> **EXERCISE OBJECTIVE**
Go through the records and copy each line where the word "icon" occurs.

> **DATA SUPPLIED**
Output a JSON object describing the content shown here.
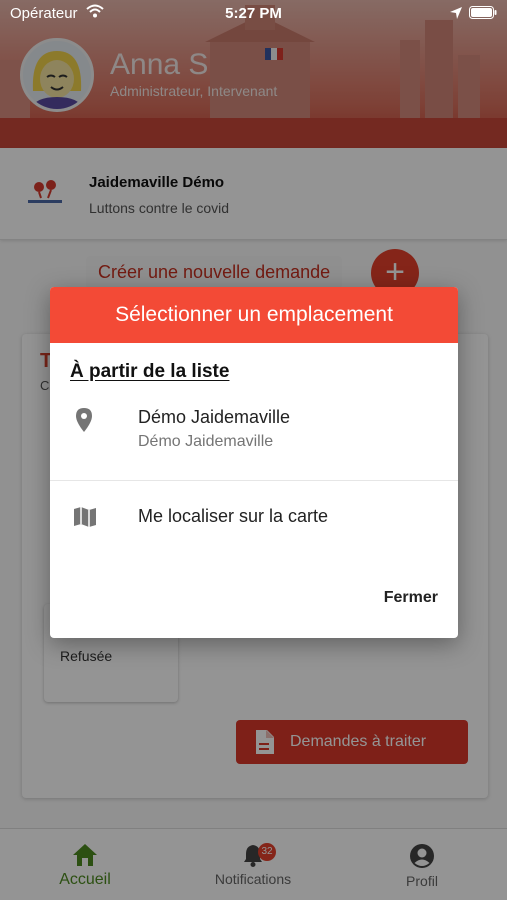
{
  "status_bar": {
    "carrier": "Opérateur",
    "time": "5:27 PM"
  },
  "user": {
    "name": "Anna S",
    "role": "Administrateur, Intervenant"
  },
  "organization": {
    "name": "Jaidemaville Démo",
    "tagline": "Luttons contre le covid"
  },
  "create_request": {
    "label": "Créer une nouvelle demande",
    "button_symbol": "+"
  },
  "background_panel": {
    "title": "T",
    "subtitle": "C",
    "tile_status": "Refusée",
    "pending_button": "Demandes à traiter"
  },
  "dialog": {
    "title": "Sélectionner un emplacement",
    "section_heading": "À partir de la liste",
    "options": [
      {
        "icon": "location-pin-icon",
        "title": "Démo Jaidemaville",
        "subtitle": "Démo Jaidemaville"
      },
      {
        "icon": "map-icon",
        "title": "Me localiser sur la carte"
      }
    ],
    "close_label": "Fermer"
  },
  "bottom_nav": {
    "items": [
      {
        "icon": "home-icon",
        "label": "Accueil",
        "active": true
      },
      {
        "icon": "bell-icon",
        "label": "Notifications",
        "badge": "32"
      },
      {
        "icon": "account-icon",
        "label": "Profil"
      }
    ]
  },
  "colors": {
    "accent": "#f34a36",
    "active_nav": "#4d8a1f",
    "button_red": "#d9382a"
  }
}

> **TASK ANSWER**
        "icon": "location-pin-icon",
        "icon": "map-icon",
        "icon": "home-icon",
        "icon": "bell-icon",
        "icon": "account-icon",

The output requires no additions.